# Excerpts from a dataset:
=-=-=
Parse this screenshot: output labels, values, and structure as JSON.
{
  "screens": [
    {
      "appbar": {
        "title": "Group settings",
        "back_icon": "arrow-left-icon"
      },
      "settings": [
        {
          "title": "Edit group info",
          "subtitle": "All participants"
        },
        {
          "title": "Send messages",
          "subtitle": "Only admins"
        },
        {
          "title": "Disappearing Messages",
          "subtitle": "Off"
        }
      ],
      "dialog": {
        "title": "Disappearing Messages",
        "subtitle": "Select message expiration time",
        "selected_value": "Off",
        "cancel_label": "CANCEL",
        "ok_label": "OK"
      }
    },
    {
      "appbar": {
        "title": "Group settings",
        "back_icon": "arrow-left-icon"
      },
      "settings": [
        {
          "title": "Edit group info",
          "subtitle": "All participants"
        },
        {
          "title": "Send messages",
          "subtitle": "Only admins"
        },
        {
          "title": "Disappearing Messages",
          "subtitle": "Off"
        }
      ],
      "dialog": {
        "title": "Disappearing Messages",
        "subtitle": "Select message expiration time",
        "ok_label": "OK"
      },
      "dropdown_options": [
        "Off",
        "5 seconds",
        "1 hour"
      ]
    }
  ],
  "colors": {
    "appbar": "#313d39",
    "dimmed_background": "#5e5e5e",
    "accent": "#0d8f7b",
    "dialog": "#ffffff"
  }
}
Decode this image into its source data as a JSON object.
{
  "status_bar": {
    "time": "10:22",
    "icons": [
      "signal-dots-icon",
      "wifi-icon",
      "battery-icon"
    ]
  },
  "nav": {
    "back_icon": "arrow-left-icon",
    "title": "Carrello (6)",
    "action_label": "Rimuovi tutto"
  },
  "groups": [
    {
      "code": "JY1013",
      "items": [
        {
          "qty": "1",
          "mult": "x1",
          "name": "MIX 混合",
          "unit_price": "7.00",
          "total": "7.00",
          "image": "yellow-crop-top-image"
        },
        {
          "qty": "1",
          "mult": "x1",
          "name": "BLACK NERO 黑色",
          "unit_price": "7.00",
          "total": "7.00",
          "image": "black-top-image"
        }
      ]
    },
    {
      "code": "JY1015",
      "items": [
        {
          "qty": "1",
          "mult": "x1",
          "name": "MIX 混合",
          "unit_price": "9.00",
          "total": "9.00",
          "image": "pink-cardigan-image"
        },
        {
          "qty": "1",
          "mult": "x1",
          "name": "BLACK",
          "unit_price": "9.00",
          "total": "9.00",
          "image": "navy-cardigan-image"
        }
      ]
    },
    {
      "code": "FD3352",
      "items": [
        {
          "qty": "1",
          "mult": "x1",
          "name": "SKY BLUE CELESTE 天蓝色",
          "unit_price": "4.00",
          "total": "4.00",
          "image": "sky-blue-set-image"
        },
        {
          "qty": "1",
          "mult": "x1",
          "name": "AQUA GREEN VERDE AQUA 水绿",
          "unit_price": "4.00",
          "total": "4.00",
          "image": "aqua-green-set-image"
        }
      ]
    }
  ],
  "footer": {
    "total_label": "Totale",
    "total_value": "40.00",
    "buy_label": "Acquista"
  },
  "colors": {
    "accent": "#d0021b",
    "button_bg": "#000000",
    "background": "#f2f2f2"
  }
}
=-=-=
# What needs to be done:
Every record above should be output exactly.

# Your response:
Parse this screenshot: output labels, values, and structure as JSON.
{
  "screens": [
    {
      "appbar": {
        "title": "Group settings",
        "back_icon": "arrow-left-icon"
      },
      "settings": [
        {
          "title": "Edit group info",
          "subtitle": "All participants"
        },
        {
          "title": "Send messages",
          "subtitle": "Only admins"
        },
        {
          "title": "Disappearing Messages",
          "subtitle": "Off"
        }
      ],
      "dialog": {
        "title": "Disappearing Messages",
        "subtitle": "Select message expiration time",
        "selected_value": "Off",
        "cancel_label": "CANCEL",
        "ok_label": "OK"
      }
    },
    {
      "appbar": {
        "title": "Group settings",
        "back_icon": "arrow-left-icon"
      },
      "settings": [
        {
          "title": "Edit group info",
          "subtitle": "All participants"
        },
        {
          "title": "Send messages",
          "subtitle": "Only admins"
        },
        {
          "title": "Disappearing Messages",
          "subtitle": "Off"
        }
      ],
      "dialog": {
        "title": "Disappearing Messages",
        "subtitle": "Select message expiration time",
        "ok_label": "OK"
      },
      "dropdown_options": [
        "Off",
        "5 seconds",
        "1 hour"
      ]
    }
  ],
  "colors": {
    "appbar": "#313d39",
    "dimmed_background": "#5e5e5e",
    "accent": "#0d8f7b",
    "dialog": "#ffffff"
  }
}
Decode this image into its source data as a JSON object.
{
  "status_bar": {
    "time": "10:22",
    "icons": [
      "signal-dots-icon",
      "wifi-icon",
      "battery-icon"
    ]
  },
  "nav": {
    "back_icon": "arrow-left-icon",
    "title": "Carrello (6)",
    "action_label": "Rimuovi tutto"
  },
  "groups": [
    {
      "code": "JY1013",
      "items": [
        {
          "qty": "1",
          "mult": "x1",
          "name": "MIX 混合",
          "unit_price": "7.00",
          "total": "7.00",
          "image": "yellow-crop-top-image"
        },
        {
          "qty": "1",
          "mult": "x1",
          "name": "BLACK NERO 黑色",
          "unit_price": "7.00",
          "total": "7.00",
          "image": "black-top-image"
        }
      ]
    },
    {
      "code": "JY1015",
      "items": [
        {
          "qty": "1",
          "mult": "x1",
          "name": "MIX 混合",
          "unit_price": "9.00",
          "total": "9.00",
          "image": "pink-cardigan-image"
        },
        {
          "qty": "1",
          "mult": "x1",
          "name": "BLACK",
          "unit_price": "9.00",
          "total": "9.00",
          "image": "navy-cardigan-image"
        }
      ]
    },
    {
      "code": "FD3352",
      "items": [
        {
          "qty": "1",
          "mult": "x1",
          "name": "SKY BLUE CELESTE 天蓝色",
          "unit_price": "4.00",
          "total": "4.00",
          "image": "sky-blue-set-image"
        },
        {
          "qty": "1",
          "mult": "x1",
          "name": "AQUA GREEN VERDE AQUA 水绿",
          "unit_price": "4.00",
          "total": "4.00",
          "image": "aqua-green-set-image"
        }
      ]
    }
  ],
  "footer": {
    "total_label": "Totale",
    "total_value": "40.00",
    "buy_label": "Acquista"
  },
  "colors": {
    "accent": "#d0021b",
    "button_bg": "#000000",
    "background": "#f2f2f2"
  }
}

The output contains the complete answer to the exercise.